in the grid. Based on the flow accumulation grid, a raster-based stream network can be developed based on a user-defined cell threshold (Olivera et al., 2000).
Threshold, a term used to describe the number of cells that drain to a point, also defines the number of cells that constitute the beginning of a stream. The selected threshold creates a drainage (stream) network based on all the cells with a catchment area greater than the threshold. The choice of threshold is complicated. Two methods for determining a threshold are the constant area threshold method and the slope-dependent critical support area method.
The constant threshold area method represents the change in sediment transport from sheet flow to concentrated flow, rather than a spatial transition in
longitudinal slope profiles. method the drainage density
Using the slope-dependent critical is greater in steeper portions of the
support area catchment, as
found in natural landscapes (Tarboton et al., 1991).
The constant threshold area
is considered more support area method,
practical and is the
in application than the only method considered
slope-dependent in this report. In
this study, both CRWR-PrePro (Garbrecht et al., 1999)

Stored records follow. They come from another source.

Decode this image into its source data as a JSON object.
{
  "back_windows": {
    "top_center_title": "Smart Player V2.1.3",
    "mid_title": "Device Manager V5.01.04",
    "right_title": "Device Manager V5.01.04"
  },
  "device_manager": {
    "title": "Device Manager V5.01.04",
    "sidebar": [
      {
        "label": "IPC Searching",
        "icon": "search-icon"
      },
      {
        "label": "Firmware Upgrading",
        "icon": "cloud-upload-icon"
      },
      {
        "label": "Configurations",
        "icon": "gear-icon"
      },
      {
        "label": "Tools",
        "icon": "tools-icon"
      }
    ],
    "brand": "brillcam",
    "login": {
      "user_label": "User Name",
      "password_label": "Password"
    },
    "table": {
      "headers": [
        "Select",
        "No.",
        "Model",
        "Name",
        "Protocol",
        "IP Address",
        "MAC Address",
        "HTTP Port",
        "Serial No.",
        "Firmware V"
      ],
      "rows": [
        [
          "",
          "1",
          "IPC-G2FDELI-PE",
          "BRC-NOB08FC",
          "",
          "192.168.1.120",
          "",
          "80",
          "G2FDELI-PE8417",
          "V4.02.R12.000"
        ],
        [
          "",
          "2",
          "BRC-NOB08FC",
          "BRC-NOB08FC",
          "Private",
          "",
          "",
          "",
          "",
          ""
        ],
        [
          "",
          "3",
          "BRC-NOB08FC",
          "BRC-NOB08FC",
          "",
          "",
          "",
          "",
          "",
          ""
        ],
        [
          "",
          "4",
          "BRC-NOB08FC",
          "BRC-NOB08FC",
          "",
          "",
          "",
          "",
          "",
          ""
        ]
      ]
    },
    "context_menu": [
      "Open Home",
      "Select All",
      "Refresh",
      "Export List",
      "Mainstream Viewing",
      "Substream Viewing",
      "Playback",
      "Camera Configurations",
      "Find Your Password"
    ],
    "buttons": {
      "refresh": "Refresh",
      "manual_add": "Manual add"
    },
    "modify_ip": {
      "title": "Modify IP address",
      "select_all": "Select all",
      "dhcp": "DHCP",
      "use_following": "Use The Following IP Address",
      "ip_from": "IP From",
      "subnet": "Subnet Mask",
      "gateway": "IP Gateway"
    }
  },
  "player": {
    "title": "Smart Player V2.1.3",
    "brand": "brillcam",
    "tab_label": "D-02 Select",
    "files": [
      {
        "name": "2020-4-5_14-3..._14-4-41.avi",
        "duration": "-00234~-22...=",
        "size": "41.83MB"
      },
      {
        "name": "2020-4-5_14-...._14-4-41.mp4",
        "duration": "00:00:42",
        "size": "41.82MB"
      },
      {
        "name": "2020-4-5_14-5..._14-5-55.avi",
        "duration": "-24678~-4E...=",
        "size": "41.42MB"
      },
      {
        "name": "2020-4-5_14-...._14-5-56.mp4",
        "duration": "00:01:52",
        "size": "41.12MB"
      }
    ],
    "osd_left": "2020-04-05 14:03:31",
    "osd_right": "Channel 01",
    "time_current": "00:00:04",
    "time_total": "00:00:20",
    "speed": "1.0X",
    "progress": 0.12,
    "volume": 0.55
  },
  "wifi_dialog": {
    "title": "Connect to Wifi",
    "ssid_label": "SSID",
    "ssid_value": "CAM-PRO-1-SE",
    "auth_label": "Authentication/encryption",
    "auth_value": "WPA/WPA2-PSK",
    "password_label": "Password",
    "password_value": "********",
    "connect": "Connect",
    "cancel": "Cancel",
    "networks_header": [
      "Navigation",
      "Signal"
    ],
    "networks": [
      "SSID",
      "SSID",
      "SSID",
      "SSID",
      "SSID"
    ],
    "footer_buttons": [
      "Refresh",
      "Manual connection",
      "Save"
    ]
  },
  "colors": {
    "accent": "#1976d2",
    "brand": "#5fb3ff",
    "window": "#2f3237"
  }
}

Once the DEM has been processed by filling pits, flow direction and flow accumulation grids have been computed and a threshold chosen, the user may add streams and watershed outlets to the model. The final step for DEM processing is to vectorize the streams and watersheds. While a grid is convenient for the development of hydrologic data, it is inefficient for data storage. This is because with a grid there is a one-to-many relationship for most basin parameters. A more